Historically, the speakership in Massachusetts has been somewhat infamous. For example, the three speakers prior to DeLeo were indicted for federal crimes. And while DeLeo cleared the low bar of not being a felon, he still was party to a number of transgressions that sowed public distrust toward state government.
DeLeo’s leadership was defined by its opacity – as each session began, the rules package that he supported would be filled with blatant efforts to seal off proceedings from the general public.
DeLeo made sure the state Legislature is exempt from open meeting laws. DeLeo made sure that legislators did not have ample time to read the bills they were voting on, opposing a measure that would allow legislators to read bills for at least 72 hours.
He made sure that amendments did not have ample time to be read before going to a vote, rejecting a measure that would allow for amendments to be mulled over for 30 minutes. And perhaps most bizarrely, DeLeo’s rules packages ensured that any committee vote or committee testimony did not get published.
That is astounding, but it is all true.
Massachusetts ranks among the top three states in the nation for lack of transparency. Usually, people are upset about something the government does, but here in Massachusetts we don’t even know what the government is even doing in the first place.
Our new speaker can usher in a new era of openness. Speaker Mariano, in an interview with the Boston Herald, promised to do exactly that.

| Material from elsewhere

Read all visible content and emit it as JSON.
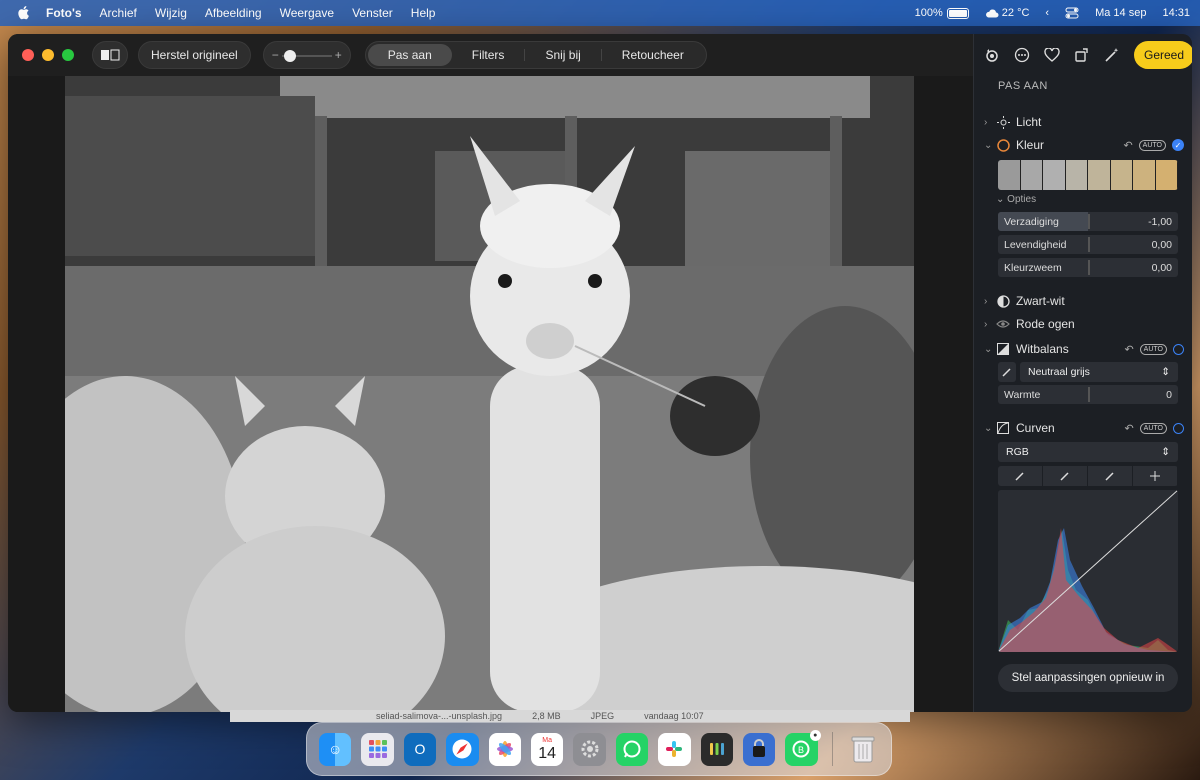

But we must, as citizens, hold him accountable to this pledge. After all, in the past, Mariano has voted for DeLeo’s rules that reject transparency.
But, 2021 is sure to be a year of great change and new beginnings. Here’s hoping that Mariano, and a bipartisan group of legislators, can support common-sense transparency measures.
Local Reps. Lenny Mirra, R-Georgetown, James Kelcourse, R-Amesbury, and Christina Minicucci, D-North Andover, vote for transparency every legislative session.
Here’s hoping that two-thirds of their colleagues will join them when the rules are voted on in early January.